In 1997, the U. S. Navy transferred title to the Midway Island to the U. S. Fish and Wildlife Service (Service) and it was established as national wildlife refuge. The purpose of the refuge was to "Maintain and restore its natural biological diversity; to provide for the conservation and management of fish and wildlife and their habitat within the refuge boundaries; and to recognize and maintain the historic significance of Midway Atoll".
Two years later, the Congress approved and President Clinton signed into law a bill that designated the entire Island as the National Memorial to the Battle of Midway. Section 116 of Public Law 106-113 stipulates that "The Secretary shall consult on a regular basis with such organizations, including the International Midway Memorial Foundation, on the management of the National Memorial".
It is now 15 years since the National Memorial has been established and it is appropriate for the Congress to inquire whether the purposes of the refuge and Public Law 106-113 are being fulfilled.
For instance, has the Service consulted with the International Midway Memorial
Foundation on a regular basis, has the refuge been open to the public, does the refuge havean organized visitors program and has the Service properly maintained the various historic structures they are entrusted to protect?
Based on our investigation, it is clear that the Service has experienced a number of
challenges in managing the Midway Island refuge and objective observers can certainly question whether it was a mistake to transfer this sacred ground to an agency that is far better equipped to manage birds than visitors.
It is distressing to learn that the Service does not regularly consult with the International Midway Memorial Foundation, that the private company that operated the visitors program left the island more than 12 years ago, that a number of historic structures have been either destroyed or are marked for demolition, that the refuge has been entirely closed to the public for more than 2 years and that according to the Service it would cost $1.5 million to operate a six month visitors program.
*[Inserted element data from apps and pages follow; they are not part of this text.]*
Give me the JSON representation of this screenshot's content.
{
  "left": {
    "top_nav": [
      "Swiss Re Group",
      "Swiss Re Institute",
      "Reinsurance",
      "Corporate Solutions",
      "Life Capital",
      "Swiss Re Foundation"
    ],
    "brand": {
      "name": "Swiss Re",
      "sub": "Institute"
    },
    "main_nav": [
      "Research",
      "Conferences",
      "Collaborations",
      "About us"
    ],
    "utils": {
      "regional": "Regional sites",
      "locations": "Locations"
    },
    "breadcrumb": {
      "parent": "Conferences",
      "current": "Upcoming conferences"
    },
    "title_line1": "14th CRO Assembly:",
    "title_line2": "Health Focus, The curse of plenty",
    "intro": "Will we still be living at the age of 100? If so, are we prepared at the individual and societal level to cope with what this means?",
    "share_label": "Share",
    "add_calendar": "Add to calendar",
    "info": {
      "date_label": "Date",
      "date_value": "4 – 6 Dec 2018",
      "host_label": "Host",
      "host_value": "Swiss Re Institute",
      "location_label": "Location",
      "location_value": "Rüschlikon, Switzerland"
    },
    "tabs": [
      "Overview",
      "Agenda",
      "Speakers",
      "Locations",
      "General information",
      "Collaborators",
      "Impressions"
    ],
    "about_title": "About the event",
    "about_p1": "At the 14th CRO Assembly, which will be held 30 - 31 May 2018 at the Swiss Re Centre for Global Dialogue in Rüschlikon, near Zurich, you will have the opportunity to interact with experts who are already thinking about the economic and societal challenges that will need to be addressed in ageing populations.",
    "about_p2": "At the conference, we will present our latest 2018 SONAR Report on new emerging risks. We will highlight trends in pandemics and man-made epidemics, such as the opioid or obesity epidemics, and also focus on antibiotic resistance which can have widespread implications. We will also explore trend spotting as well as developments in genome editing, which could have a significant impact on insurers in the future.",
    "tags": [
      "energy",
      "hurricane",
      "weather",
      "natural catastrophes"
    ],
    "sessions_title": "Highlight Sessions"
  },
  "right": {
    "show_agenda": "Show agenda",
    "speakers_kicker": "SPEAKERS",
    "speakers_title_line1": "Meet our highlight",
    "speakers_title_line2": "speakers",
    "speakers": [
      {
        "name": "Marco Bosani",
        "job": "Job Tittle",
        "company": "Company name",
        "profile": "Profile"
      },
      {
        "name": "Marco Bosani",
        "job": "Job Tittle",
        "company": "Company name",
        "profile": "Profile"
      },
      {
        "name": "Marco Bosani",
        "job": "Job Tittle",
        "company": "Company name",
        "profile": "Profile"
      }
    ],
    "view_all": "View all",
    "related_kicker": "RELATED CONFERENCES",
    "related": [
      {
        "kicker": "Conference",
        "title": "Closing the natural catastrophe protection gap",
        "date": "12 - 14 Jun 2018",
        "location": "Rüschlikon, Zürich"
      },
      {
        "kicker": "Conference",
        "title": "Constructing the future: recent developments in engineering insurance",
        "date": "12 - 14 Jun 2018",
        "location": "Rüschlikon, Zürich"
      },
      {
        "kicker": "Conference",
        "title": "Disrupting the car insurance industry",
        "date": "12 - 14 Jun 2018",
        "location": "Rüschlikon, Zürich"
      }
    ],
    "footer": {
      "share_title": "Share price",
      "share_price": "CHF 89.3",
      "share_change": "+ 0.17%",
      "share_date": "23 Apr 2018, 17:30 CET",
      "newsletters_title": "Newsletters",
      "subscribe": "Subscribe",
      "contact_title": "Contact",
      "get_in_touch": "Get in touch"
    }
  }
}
Finally, in July of this year, Congressman John Duncan and I requested that the Government Accountability Office (GAO) conduct a comprehensive analysis and report to the Congress on the management of the financial and historic aspects of the Midway Atoll. I am pleased that GAO has accepted our request. I am looking for answers from our witnesses today and from GAO in the not too distant future.